- Required work: For each record here, output an exact copy.

───── Data provided ─────

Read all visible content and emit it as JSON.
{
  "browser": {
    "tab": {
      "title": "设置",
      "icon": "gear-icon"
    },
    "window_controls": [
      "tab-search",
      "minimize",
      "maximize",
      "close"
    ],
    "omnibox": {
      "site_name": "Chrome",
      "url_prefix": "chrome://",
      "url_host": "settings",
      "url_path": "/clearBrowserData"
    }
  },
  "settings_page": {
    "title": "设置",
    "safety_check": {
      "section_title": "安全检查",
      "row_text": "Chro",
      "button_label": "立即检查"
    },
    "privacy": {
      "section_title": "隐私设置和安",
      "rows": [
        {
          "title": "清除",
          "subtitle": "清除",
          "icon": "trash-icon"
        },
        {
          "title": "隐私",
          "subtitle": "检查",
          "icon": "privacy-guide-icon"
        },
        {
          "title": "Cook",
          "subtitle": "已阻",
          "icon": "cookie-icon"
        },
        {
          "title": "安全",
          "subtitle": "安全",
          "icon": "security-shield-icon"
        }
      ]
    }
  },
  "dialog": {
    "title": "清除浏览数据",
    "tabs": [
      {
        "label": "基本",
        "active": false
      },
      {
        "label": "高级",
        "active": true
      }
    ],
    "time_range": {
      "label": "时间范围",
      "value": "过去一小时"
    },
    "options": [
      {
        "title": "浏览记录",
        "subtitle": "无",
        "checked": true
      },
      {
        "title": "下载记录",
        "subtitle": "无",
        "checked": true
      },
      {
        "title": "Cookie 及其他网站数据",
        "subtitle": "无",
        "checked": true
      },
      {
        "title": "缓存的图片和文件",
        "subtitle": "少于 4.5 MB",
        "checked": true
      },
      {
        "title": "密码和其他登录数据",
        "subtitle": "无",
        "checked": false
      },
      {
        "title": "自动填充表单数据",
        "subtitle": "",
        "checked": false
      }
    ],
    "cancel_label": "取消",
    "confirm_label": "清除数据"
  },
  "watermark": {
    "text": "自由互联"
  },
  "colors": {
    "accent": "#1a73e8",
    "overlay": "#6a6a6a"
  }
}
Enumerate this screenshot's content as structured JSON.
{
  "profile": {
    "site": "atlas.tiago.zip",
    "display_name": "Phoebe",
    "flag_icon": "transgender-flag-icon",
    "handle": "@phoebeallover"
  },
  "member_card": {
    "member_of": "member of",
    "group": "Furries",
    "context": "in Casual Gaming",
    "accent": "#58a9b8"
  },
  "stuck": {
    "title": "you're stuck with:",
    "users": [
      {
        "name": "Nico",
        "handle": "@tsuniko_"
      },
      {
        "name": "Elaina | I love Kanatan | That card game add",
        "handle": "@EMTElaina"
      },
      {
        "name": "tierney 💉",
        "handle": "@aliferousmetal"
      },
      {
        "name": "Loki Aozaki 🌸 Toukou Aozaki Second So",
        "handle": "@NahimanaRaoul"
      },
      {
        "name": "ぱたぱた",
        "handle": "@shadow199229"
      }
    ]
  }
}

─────

- Exercise output:
Read all visible content and emit it as JSON.
{
  "browser": {
    "tab": {
      "title": "设置",
      "icon": "gear-icon"
    },
    "window_controls": [
      "tab-search",
      "minimize",
      "maximize",
      "close"
    ],
    "omnibox": {
      "site_name": "Chrome",
      "url_prefix": "chrome://",
      "url_host": "settings",
      "url_path": "/clearBrowserData"
    }
  },
  "settings_page": {
    "title": "设置",
    "safety_check": {
      "section_title": "安全检查",
      "row_text": "Chro",
      "button_label": "立即检查"
    },
    "privacy": {
      "section_title": "隐私设置和安",
      "rows": [
        {
          "title": "清除",
          "subtitle": "清除",
          "icon": "trash-icon"
        },
        {
          "title": "隐私",
          "subtitle": "检查",
          "icon": "privacy-guide-icon"
        },
        {
          "title": "Cook",
          "subtitle": "已阻",
          "icon": "cookie-icon"
        },
        {
          "title": "安全",
          "subtitle": "安全",
          "icon": "security-shield-icon"
        }
      ]
    }
  },
  "dialog": {
    "title": "清除浏览数据",
    "tabs": [
      {
        "label": "基本",
        "active": false
      },
      {
        "label": "高级",
        "active": true
      }
    ],
    "time_range": {
      "label": "时间范围",
      "value": "过去一小时"
    },
    "options": [
      {
        "title": "浏览记录",
        "subtitle": "无",
        "checked": true
      },
      {
        "title": "下载记录",
        "subtitle": "无",
        "checked": true
      },
      {
        "title": "Cookie 及其他网站数据",
        "subtitle": "无",
        "checked": true
      },
      {
        "title": "缓存的图片和文件",
        "subtitle": "少于 4.5 MB",
        "checked": true
      },
      {
        "title": "密码和其他登录数据",
        "subtitle": "无",
        "checked": false
      },
      {
        "title": "自动填充表单数据",
        "subtitle": "",
        "checked": false
      }
    ],
    "cancel_label": "取消",
    "confirm_label": "清除数据"
  },
  "watermark": {
    "text": "自由互联"
  },
  "colors": {
    "accent": "#1a73e8",
    "overlay": "#6a6a6a"
  }
}
Enumerate this screenshot's content as structured JSON.
{
  "profile": {
    "site": "atlas.tiago.zip",
    "display_name": "Phoebe",
    "flag_icon": "transgender-flag-icon",
    "handle": "@phoebeallover"
  },
  "member_card": {
    "member_of": "member of",
    "group": "Furries",
    "context": "in Casual Gaming",
    "accent": "#58a9b8"
  },
  "stuck": {
    "title": "you're stuck with:",
    "users": [
      {
        "name": "Nico",
        "handle": "@tsuniko_"
      },
      {
        "name": "Elaina | I love Kanatan | That card game add",
        "handle": "@EMTElaina"
      },
      {
        "name": "tierney 💉",
        "handle": "@aliferousmetal"
      },
      {
        "name": "Loki Aozaki 🌸 Toukou Aozaki Second So",
        "handle": "@NahimanaRaoul"
      },
      {
        "name": "ぱたぱた",
        "handle": "@shadow199229"
      }
    ]
  }
}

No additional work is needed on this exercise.